» **EXERCISE**: Keyword search on "视频质量": report each line of the records that contains it.

[App and web page records]
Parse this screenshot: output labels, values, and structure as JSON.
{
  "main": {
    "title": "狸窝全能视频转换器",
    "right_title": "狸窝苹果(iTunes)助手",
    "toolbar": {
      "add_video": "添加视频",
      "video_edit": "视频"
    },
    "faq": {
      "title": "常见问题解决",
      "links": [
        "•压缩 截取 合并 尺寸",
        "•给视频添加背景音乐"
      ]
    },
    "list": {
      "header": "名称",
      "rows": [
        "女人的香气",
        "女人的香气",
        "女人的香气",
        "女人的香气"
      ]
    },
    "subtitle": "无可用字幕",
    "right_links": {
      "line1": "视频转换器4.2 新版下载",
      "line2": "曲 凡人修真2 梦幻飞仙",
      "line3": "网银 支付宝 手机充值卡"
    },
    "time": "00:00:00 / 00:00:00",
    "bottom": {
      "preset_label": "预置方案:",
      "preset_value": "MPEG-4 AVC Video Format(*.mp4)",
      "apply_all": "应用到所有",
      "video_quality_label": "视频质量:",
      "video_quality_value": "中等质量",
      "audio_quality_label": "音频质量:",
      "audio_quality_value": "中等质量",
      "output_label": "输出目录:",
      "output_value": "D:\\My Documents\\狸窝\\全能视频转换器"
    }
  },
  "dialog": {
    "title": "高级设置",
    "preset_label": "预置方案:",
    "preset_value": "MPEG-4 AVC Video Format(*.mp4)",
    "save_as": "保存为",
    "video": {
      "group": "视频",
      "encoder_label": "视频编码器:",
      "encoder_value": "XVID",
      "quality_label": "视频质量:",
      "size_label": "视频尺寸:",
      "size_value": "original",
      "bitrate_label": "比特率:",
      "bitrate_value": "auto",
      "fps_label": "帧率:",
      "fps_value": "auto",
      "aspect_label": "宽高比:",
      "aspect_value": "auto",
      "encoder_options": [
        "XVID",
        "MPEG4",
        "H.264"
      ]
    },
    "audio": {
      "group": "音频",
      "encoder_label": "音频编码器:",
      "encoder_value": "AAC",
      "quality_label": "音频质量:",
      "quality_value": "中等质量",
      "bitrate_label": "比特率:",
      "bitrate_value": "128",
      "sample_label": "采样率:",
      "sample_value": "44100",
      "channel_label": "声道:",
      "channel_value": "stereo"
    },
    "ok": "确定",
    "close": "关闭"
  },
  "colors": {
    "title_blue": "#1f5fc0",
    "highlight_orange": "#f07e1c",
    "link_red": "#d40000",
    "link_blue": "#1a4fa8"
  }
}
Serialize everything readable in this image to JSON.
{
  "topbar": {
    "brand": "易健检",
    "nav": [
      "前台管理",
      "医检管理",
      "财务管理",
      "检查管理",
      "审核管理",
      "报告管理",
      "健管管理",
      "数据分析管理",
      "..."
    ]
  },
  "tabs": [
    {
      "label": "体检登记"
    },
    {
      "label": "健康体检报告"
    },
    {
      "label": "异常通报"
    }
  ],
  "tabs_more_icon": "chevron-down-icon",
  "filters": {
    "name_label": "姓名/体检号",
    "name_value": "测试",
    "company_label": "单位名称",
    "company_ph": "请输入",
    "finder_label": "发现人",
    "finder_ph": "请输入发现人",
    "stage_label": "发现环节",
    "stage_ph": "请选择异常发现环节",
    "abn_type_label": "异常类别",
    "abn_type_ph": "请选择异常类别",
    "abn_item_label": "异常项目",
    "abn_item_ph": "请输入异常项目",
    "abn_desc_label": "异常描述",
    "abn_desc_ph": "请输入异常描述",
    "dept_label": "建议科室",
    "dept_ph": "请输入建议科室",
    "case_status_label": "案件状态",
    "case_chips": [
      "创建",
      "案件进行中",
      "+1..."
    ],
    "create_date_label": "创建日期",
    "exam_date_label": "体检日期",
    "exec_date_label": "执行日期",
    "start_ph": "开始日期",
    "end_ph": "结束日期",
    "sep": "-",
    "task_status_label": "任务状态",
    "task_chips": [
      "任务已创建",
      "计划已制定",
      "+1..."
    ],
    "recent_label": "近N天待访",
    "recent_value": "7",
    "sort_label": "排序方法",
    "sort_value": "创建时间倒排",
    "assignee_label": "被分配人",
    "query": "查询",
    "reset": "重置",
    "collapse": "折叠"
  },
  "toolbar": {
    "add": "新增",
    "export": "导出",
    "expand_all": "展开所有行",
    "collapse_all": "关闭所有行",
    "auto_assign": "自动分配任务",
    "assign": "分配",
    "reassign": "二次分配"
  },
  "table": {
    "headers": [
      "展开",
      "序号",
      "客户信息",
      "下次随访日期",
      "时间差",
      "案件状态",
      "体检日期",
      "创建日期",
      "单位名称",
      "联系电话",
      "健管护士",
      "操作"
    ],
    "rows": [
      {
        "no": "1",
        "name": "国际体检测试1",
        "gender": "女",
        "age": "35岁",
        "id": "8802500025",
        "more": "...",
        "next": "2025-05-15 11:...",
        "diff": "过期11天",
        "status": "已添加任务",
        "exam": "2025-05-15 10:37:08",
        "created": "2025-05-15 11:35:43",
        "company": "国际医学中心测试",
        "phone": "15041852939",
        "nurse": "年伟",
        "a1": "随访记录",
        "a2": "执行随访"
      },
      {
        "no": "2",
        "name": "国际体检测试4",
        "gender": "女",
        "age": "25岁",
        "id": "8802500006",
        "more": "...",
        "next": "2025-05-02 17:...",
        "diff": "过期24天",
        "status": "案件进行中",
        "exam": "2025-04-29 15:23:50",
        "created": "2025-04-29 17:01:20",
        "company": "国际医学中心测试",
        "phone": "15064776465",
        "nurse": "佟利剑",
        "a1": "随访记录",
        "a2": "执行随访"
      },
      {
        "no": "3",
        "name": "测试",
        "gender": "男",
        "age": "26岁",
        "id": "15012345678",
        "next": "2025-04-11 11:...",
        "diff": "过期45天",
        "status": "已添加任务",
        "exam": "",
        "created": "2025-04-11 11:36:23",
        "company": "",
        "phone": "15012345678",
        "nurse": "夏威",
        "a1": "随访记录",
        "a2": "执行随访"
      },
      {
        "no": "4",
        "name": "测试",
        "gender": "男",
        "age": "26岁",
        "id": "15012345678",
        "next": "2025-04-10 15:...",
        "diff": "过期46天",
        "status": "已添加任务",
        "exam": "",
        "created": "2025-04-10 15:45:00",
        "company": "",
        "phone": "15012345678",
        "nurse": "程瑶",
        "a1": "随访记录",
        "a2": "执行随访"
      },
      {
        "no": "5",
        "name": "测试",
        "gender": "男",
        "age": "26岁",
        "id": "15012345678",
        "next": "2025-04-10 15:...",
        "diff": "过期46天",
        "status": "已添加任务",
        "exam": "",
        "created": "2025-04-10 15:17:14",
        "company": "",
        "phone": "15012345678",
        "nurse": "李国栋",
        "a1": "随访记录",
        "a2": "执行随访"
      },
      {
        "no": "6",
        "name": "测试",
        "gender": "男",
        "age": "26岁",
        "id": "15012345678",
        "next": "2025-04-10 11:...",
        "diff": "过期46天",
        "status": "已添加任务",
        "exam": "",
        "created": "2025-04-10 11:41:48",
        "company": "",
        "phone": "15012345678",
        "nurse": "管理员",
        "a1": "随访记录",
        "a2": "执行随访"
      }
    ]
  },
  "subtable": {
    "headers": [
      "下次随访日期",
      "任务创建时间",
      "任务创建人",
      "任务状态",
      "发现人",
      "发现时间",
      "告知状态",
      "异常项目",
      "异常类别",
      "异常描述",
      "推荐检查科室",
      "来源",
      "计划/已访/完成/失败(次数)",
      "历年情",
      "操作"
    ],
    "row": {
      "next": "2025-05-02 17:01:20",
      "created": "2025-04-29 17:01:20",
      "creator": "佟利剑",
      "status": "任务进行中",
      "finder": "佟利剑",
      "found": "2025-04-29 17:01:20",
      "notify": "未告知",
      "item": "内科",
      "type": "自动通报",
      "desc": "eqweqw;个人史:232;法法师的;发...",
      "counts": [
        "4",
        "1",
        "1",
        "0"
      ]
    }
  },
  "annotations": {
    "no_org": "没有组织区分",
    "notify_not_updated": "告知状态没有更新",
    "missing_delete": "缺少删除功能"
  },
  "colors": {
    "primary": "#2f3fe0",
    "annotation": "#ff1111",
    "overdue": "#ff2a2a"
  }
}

» **ANSWER TO THIS PROBLEM**:
      "video_quality_label": "视频质量:",
      "quality_label": "视频质量:",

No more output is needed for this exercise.